SC: Conflict and Food Security

Statement by Minister of International Development Dag-Inge Ulstein at the Security Council meeting on Conflict & Food Security, 11 March 2021.

As we meet, 700 million people in this world do not know where their next meal will come from. 270 million of them are facing acute food insecurity. 

If you tried to imagine a room full of these people, what would they look like? Most would be women and young children. If hunger had a face today, it would surely be female. Tomorrow - it would probably be her child.

But what would we say to them? I am afraid we would need to say that we heard the warning – but failed to agree on how to act.

Investing in ending hunger today is also investing in preventing hunger tomorrow.

People go hungry because they live in areas affected by endemic poverty, climate change, COVID-19 and most of all: Conflict. Food security is security. In Resolution 2417 the world came together and recognised the link between armed conflict and hunger. It is time we shift the Council’s focus from recognition to action. Let me therefore express my gratitude to the United States for organising this debate. Let me also thank the Secretary-General, David Beasley and Gabriella Bu-cher for setting the stage.


Nearly all the countries experiencing acute food insecurity are affected by conflict and armed violence. These countries will never eliminate hunger unless peaceful solutions are found.

I am particularly concerned about two situations:

In Yemen, the situation is desperate. If we do not act, this may become the worst famine the world has seen in decades. After six years of armed conflict, the civilian population has little resilience left.

More than 16 million people are food insecure. Nearly 2.3 million children under the age of five are at risk of malnutrition. This situation is first and foremost man-made. Only an inclusive, politically negotiated solution can bring this crisis to an end.

The crisis in Ethiopia’s Tigray, continues to deteriorate. There is widespread food insecurity, and reports of starvation. Systematic looting and destruction of food, crops and agricultural equipment is cause for great concern. As Under-Secretary-General Lowcock warned last week, if food does not get through and there is no agricultural revival, there is a possible risk of famine.


The Security Council must speak out with one voice - against violations of international humanitarian law, including obstruction of humanitarian assistance or access and the use of starvation of civilians as a method of warfare.

Accountability must be ensured. Our response to such violations could include imposing targeted sanctions, where relevant and appropriate. We urge States parties to the ICC Statute to ratify or accept the recent amendment concerning the war crime of starvation in non-international armed conflicts without delay.

Those with influence over parties to armed conflict must demand that the parties abide by International Humanitarian Law. Most hunger stems from politics. We need political will and political solutions.

The Council and its members must follow up more firmly and consistently when the Secretary-General activates the early-warning mechanism in situations of risk of famine and widespread food insecurity. We welcome further discussions on how to achieve this.

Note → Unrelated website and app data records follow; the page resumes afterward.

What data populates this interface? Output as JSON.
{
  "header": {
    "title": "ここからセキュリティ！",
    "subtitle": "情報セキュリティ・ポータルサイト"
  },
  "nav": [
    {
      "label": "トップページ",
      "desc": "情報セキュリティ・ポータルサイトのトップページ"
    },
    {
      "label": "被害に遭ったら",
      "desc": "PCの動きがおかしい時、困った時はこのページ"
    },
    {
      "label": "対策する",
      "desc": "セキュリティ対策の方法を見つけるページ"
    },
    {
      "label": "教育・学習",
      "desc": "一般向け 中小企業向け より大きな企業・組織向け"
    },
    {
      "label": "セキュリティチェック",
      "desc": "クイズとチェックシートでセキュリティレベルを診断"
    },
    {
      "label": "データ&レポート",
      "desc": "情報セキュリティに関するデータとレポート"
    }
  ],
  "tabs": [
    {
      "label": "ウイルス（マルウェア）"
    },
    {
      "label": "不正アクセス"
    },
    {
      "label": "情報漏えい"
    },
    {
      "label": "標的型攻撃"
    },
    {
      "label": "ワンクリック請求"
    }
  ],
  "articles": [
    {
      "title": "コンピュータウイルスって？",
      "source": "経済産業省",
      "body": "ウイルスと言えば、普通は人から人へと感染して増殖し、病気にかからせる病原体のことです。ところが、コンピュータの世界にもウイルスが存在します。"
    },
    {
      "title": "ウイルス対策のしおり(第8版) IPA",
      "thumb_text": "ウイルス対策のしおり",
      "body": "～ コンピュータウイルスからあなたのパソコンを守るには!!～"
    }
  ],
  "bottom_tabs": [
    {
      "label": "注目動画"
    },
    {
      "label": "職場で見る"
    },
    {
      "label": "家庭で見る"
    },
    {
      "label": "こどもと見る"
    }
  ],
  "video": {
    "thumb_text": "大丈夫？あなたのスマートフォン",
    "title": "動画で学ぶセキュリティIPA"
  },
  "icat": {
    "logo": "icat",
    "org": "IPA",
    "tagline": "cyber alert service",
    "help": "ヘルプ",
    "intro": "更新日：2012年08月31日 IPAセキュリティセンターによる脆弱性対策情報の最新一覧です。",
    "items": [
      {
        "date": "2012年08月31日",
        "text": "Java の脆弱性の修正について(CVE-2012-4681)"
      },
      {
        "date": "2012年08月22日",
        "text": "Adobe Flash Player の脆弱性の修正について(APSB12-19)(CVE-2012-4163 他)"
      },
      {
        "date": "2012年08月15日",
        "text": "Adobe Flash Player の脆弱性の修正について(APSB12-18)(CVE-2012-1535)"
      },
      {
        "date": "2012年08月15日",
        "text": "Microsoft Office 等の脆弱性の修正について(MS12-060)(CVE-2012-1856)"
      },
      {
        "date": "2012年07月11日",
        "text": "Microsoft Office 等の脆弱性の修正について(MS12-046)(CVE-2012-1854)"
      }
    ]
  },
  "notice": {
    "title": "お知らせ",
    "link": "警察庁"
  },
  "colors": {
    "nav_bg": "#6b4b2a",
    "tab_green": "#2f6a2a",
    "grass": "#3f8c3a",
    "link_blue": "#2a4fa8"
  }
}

The task force suggested by the Secretary General earlier today seems like a good way to proceed.

The word famine should be enough to trigger alarm bells. Yet, millions of people live under famine-like conditions or in areas where the lack of food over time is bringing devastation and death.

But declaration of famine does not tell the whole story. As we all know, famine has never officially been declared in countries like Yemen, yet hunger is causing enormous humanitarian suffering.

Protecting civilians must be at the core of all our interventions, with priority given to the most vulnerable. Lack of protection fuels conflict, displacement and mistrust.


The Security Council has a Charter-based mandate to prevent conflict by peaceful means. We must pursue all possible avenues – both in preventing conflicts and bringing them to an end. The importance of the entire UN system, including the World Food Programme and the Food and Agriculture Organisation, cannot be overstated in this context.

We must build resilience in local communities so that they can better withstand crises.

We must take a more strategic approach as donors and test out smarter means of funding, making wider use of multi-year and multi-sector funding.

We must act immediately when we hear early warnings. While at the same time - continuing to work to remove the reasons for early warnings.


700 million people depend on us - turning our words into action.

The children in Yemen are crying out - crying for peace and food security.

If we don't act now, it will be too late.